“We are concerned that at this point, it’s not that we’re running out of hospital resources, it’s that it’s taking longer for patients to get into them,” O’Donnell said.

Earlier this month, Kisha Davis, the county’s health officer, and other Department of Health and Human Services officials issued an advisory that recommended mask wearing in congregate settings. They also urged residents to be up to date on their COVID booster and flu shots, and asked county residents to test for COVID and isolate if they experience symptoms, whether they are from COVID, the flu or other illnesses.

Even though the flu and RSV (respiratory syncytial virus) are more prevalent this year, COVID is still far more deadly, O’Donnell said. There were 32 COVID deaths in Montgomery County in December, he said. There have been 21 deaths due to influenza across all of Maryland this season, he added.

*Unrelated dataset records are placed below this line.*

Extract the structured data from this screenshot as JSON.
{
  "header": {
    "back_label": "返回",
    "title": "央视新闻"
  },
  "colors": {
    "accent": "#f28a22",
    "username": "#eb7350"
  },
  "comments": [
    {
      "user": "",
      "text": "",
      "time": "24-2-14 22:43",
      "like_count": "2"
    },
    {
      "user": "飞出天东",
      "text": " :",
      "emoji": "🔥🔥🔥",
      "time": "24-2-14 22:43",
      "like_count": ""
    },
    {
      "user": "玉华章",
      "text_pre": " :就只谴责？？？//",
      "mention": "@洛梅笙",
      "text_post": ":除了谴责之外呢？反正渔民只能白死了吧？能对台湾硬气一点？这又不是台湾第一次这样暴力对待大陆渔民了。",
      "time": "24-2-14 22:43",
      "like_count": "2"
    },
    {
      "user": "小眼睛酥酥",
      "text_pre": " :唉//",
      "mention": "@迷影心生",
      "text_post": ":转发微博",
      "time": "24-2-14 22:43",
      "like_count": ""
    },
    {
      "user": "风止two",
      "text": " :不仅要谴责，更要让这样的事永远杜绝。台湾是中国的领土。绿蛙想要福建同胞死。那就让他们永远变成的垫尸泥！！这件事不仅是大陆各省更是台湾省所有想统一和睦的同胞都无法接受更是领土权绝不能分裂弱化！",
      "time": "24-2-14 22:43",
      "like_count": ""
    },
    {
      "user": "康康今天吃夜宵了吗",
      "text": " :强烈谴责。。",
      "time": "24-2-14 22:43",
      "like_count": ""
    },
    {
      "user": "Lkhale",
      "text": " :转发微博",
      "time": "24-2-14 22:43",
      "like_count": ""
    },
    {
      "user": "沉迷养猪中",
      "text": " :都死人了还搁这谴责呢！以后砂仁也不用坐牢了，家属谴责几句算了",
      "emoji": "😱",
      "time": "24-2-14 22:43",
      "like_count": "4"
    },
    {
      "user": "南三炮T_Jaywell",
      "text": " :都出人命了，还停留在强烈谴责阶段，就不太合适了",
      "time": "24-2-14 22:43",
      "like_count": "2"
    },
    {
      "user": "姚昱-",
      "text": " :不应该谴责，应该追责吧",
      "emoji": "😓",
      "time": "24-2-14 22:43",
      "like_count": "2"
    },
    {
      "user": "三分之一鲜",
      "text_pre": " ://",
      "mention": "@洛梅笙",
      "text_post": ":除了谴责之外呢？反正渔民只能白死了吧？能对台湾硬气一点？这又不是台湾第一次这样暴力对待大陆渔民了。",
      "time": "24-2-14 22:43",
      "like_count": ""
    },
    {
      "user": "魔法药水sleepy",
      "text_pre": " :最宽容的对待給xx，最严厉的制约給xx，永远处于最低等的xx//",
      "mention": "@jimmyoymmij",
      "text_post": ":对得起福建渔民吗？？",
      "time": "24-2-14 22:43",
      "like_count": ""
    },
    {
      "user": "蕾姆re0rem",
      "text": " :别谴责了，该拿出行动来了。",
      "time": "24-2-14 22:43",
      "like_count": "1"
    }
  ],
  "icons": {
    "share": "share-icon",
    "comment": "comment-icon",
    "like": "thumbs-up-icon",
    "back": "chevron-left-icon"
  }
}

James Bridgers, a senior official who served as acting health officer before Davis began work earlier this month, said that he and colleagues continue to talk about the current public health landscape with hospitals, congregate settings and correctional facilities. Issues include hospital capacity and making sure staff are up to date on vaccines, Bridgers said.

Hospitals might not be overflowing with patients, but the situation is serious, he added.

“When you think about … when does it become alarming? It’s alarming now,” Bridgers said. “We’ve had conversations with our county executive who raised some concerns … [as we] anticipate a post-holiday surge. So we began this planning early on in the month and increasing those conversations.”


Ultimately, officials recommend currently mask wearing and other precautions—including hand washing, COVID testing, and other measures—because of the level of hospitalizations.